ZAMSEC is one of the three organs of the ZAMCOM as stipulated in the Agreement. The others are the Council of Ministers and the ZAMCOM Technical Committee (ZAMTEC) which were instituted before the Secretariat was established.
The ZAMCOM Secretariat is financially supported by the riparian states and a number of cooperating partners including the Danish Government through its Ministry of Foreign Affairs International Development Cooperation (DANIDA), GIZ and the World Bank.
ZAMCOM’s objective is to “promote the equitable and reasonable utilization of the water resources of the Zambezi watercourse as well as the efficient management and sustainable development thereof”.
The Secretariat, is expected to provide efficient and timely support to cooperation among the riparian states as well as plan and organize basin-wide activities involving stakeholders at all levels.
The Secretariat is led by Professor Zeb Phiri who is a Zambian and a well respected water resources engineer who has spent most of his life working on issues around water resources development and management in his country, the region and beyond.
Professor Phiri comes to the Secretariat with a wealth of experience in the transboundary nature of water resources development and management having been manager for the Zambezi Action Plan Project 6.2 (ZACPRO 6.2), a SADC project that witnessed the birth of the ZAMCOM Agreement. He has also worked at various levels within the Zambezi river basin including being a lecturer and Dean of the School of Engineering at the University of Zambia. He has sat on boards of various international organizations including the Global Water Partnership for Southern Africa (GWP SA).
The Secretariat has engaged regional professional staff for its various programmes which include Strategic Planning; Information, Communication and Partnerships; the Zambezi Water Information System (ZAMWIS); and Accounts, Finance and Human resources. It also has support staff in various areas.
As part of its three-year work plan, the Secretariat is expected to develop a Zambezi Basin Strategic Plan (ZSP) that will be used as a reliable and accepted basis for decision making on investments. The Secretariat is also expected to operationalise the key provision of the ZAMCOM Agreement among them, rules of notification and prior consultation on planned measures/projects and the collection and dissemination of information and data in support of improved planning and decision making for the sustainable management and development of the basin.
“Water is a critical resource in the life and development of nations to ensure poverty alleviation. What is encouraging is that the riparian states have realized that there is more to be gained by working together over shared waters and that cooperation is an imperative rather than an option,” said Professor Phiri.
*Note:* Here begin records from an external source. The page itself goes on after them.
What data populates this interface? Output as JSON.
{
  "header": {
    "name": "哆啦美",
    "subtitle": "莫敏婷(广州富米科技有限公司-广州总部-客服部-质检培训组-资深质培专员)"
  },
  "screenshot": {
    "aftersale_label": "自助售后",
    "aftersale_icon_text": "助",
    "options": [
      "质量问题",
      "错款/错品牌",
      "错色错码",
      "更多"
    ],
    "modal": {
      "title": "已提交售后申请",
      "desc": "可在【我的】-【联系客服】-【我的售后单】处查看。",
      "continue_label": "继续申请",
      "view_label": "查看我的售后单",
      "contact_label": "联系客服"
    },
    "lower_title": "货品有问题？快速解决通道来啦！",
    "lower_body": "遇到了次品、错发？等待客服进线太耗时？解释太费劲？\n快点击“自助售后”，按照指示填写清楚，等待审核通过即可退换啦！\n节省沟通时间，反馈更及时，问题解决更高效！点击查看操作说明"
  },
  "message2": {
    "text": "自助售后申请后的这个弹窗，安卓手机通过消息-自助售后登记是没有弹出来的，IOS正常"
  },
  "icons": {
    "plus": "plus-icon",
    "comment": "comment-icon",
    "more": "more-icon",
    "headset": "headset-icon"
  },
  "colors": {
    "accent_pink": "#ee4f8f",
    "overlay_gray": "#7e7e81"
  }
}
He said the successful transboundary management of the Zambezi river basin, the largest shared watercourse in southern Africa, presents an opportunity for cooperation in managing shared water resources for regional economic development and integration in southern Africa.